Nesty, G.A.
Textile research journal 1959 v.29 no.10 pp. 763-776
antioxidants, chemical structure, entropy, fabrics, heat treatment, melting point, nylon, synthetic fibers, textile fibers, thermal properties, washing, yarns
Epsilon polycaproamide (nylon 6), with more than twenty years' effort behind it in Europe, is now established as a commercial fiber in the U.S. Historically, its de velopment goes back at least sixty years, when it narrowly missed becoming the first truly man-made fiber. Although the molecular structure of nylon 6 is almost identical to that of nylon 6,6, its melting point is lower, probably due to special entropy con siderations. Thus nylon 6 permits easier and more economical thermal processing. Thermal properties of the two nylons, even when both are modified with antioxidants, are seen to be similar in many respects, but the 6 type has more resistance to thermal creep at high loads and is more stable with respect to end-group changes. A major domestic producer has developed technology solving the old problem of excessive monomer content without resorting to washing of yarn. Properties, applications, and current developments of various forms of nylon 6 fibers are described.
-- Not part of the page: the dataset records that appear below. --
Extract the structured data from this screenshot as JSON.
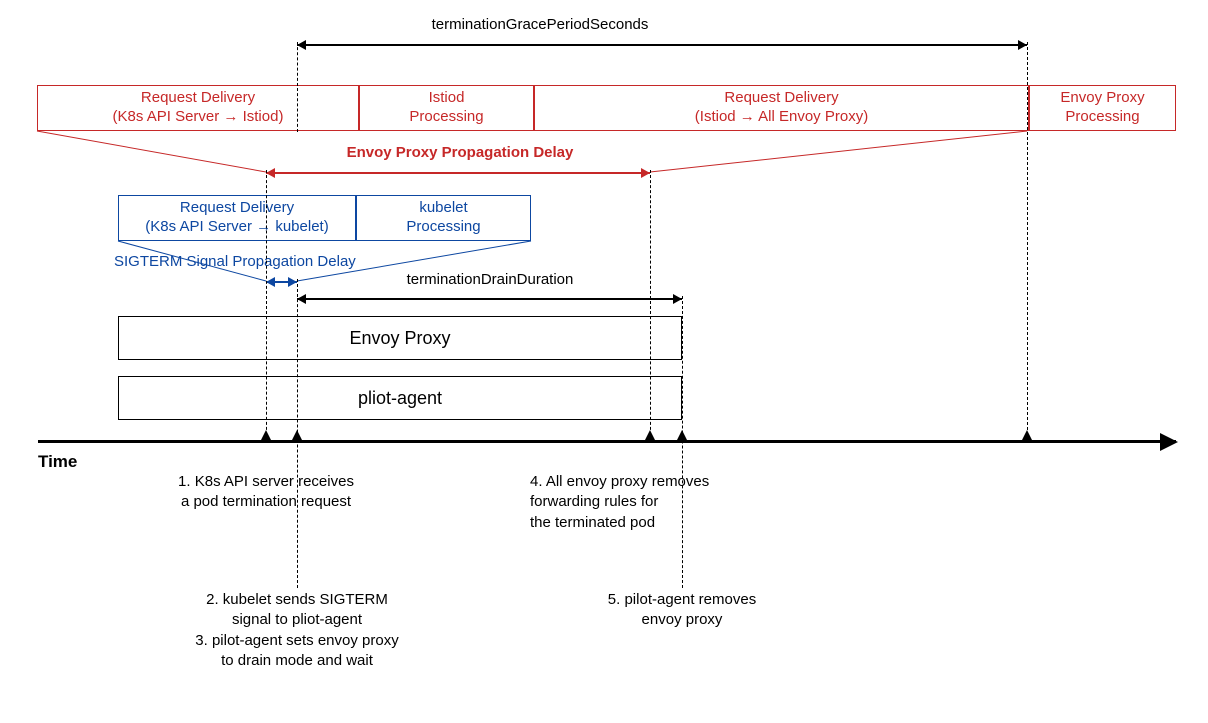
{
  "top": {
    "grace_label": "terminationGracePeriodSeconds",
    "envoy_delay_label": "Envoy Proxy Propagation Delay",
    "box1_l1": "Request Delivery",
    "box1_l2": "(K8s API Server → Istiod)",
    "box2_l1": "Istiod",
    "box2_l2": "Processing",
    "box3_l1": "Request Delivery",
    "box3_l2": "(Istiod → All Envoy Proxy)",
    "box4_l1": "Envoy Proxy",
    "box4_l2": "Processing"
  },
  "mid": {
    "sigterm_label": "SIGTERM Signal Propagation Delay",
    "drain_label": "terminationDrainDuration",
    "box1_l1": "Request Delivery",
    "box1_l2": "(K8s API Server → kubelet)",
    "box2_l1": "kubelet",
    "box2_l2": "Processing",
    "envoy_proxy": "Envoy Proxy",
    "pilot_agent": "pliot-agent"
  },
  "axis": {
    "time_label": "Time"
  },
  "steps": {
    "s1_l1": "1. K8s API server receives",
    "s1_l2": "a pod termination request",
    "s2_l1": "2. kubelet sends SIGTERM",
    "s2_l2": "signal to pliot-agent",
    "s3_l1": "3. pilot-agent sets envoy proxy",
    "s3_l2": "to drain mode and wait",
    "s4_l1": "4. All envoy proxy removes",
    "s4_l2": "forwarding rules for",
    "s4_l3": "the terminated pod",
    "s5_l1": "5. pilot-agent removes",
    "s5_l2": "envoy proxy"
  },
  "x": {
    "t1": 266,
    "t2": 297,
    "t3": 650,
    "t4": 682,
    "t5": 1027
  }
}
A large potential is shown to exist for expanded use of this versatile fiber.